“There are serious health concerns that come with not being able to disconnect, including anxiety and heart problems. The right to disconnect is ultimately good economic and social policy,” McManus says.
The global workforce disconnect
Other countries have already taken steps to ensure their employees’ rights are not outpaced by the rapid spread of technological intrusion.
In France, companies with more than 50 employees must engage with employees annually to ensure digital device time is regulated to maintain respect for private and family time. This was part of changes announced in the 2016 French Labour Code.
Although compliance has often suffered due to lack of enforcement, there have been some severe doses of punishment including an almost $AU100,000 fine for a pest control company that ordered a regional director to permanently leave his phone on to respond to requests from colleagues or customers. Following the French decision, in early 2021 the European Parliament approved a resolution on disconnecting, noting “the right for workers to switch off their digital tools including means of communication for work purposes outside their working time without facing consequences for not replying to e-mails, phone calls or text messages”. The Canadian Government has also considered a similiar approach but Pocock says employers should be setting the example.

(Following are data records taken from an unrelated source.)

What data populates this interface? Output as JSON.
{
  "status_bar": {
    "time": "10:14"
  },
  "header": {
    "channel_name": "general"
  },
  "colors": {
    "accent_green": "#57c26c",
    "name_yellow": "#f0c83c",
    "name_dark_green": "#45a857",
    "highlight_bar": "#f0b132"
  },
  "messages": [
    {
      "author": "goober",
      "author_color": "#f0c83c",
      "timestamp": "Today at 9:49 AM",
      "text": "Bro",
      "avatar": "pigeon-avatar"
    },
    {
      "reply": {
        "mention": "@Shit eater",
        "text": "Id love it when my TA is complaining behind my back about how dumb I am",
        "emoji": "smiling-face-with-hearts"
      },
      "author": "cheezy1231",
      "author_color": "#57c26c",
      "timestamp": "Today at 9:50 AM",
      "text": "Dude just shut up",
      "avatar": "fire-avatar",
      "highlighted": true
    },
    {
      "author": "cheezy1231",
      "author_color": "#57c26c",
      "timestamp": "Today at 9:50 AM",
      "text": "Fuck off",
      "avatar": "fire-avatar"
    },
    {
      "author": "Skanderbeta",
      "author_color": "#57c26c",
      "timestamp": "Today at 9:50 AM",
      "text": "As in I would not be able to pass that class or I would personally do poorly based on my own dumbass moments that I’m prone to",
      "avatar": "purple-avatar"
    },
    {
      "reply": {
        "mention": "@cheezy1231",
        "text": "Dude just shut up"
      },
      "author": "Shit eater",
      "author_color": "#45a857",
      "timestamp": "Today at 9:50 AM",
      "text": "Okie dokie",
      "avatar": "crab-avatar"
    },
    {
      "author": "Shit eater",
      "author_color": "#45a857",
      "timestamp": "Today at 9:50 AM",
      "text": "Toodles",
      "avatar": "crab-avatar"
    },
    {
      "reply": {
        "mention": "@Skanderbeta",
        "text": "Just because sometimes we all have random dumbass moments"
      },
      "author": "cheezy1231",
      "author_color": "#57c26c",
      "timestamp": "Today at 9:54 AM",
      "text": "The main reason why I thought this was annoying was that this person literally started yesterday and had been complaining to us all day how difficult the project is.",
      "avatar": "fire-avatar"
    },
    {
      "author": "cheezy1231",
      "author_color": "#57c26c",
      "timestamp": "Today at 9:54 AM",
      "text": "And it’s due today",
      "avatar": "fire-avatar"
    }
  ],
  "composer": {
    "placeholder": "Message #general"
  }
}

“Employers have a responsibility to set limits in new ways in these new environments with limitless potential access to workers.”